Nokia’s high end smartphones are “too expensive” according to the European general manager for devices at international carrier Telefónica. Simon Lee-Smith told Telecoms.com that Nokia’s premium devices are “not yet at the right price point,” adding: “If Nokia wants to sell in volume, they need to bring out devices which are cost-competitive.”
Lee-Smith said Nokia was “beginning to listen” to its carrier customers and that he expected the Finnish vendor to deliver devices in the new year that are “more commercially effective”. He said the problem related to products that have been available for some time, such as the N8 and N9, as well as the recently announced Lumia800, Nokia’s new flagship WP7-based smartphone.
At Nokia World last month Nokia CEO Stephen Elop said that the Lumia 800 would retail for €420, pre-tax and pre-subsidy.
The vendor also used Nokia World to unveil a rejuvenated emerging market proposition based around feature phones heavy on functionality but low on price. “I hope they’re successful with that,” Lee-Smith said. “They need to be able to subsidise their high end smartphones, because they’re too expensive.”
Device vendors generally have unrealistic expectations of what carriers and consumers will pay for smartphones, Lee-Smith said. “All device manufacturers seem to think that a €400-plus device is the norm. Well, it isn’t. Customers and operators won’t pay that cost for a device which doesn’t differentiate sufficiently.”

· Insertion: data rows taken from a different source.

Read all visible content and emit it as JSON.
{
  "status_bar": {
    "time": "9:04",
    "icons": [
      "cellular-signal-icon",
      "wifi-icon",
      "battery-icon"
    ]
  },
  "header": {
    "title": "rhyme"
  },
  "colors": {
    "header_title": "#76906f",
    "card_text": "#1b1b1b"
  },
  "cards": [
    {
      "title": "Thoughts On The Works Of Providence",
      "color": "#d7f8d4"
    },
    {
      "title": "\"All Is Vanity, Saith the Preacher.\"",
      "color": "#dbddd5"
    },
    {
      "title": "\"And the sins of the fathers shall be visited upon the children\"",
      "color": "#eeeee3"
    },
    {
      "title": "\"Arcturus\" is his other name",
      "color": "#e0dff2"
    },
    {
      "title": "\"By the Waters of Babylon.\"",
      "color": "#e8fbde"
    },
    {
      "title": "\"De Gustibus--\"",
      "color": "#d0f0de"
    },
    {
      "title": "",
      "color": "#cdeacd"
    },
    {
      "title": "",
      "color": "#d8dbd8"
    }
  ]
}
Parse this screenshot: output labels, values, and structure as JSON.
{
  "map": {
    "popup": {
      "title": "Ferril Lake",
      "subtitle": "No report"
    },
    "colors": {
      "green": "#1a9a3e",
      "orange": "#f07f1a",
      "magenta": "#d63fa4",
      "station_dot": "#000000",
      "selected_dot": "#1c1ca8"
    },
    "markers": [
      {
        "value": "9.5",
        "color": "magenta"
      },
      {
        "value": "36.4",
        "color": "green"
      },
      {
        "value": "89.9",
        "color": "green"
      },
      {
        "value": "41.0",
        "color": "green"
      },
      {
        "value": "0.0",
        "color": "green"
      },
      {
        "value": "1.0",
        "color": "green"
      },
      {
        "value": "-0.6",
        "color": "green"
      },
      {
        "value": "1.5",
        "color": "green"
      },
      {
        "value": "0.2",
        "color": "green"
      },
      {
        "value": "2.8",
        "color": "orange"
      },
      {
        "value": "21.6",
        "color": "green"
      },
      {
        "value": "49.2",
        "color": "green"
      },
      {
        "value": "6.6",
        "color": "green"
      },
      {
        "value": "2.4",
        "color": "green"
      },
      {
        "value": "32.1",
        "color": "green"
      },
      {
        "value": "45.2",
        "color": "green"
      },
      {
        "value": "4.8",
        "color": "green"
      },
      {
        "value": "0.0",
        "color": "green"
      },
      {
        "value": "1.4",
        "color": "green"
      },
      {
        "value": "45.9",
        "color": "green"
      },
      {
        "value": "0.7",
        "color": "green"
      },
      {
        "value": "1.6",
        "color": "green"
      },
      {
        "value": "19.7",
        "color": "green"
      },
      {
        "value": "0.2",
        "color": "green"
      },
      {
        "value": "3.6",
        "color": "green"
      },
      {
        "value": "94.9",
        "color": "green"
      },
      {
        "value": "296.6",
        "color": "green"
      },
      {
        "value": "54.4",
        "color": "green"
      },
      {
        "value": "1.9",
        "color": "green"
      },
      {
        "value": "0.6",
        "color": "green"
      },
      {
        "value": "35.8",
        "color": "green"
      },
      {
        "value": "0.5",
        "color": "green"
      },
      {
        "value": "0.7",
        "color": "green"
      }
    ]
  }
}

Simply improving the specifications of smartphones is not sufficient, he added, saying that operators in general, and Telefónica in particular, won’t pay premiums simply because vendors are delivering phones with bigger screens or higher resolution cameras. “Let’s not let the technology and cost curve ahead of the demand curve,” he said.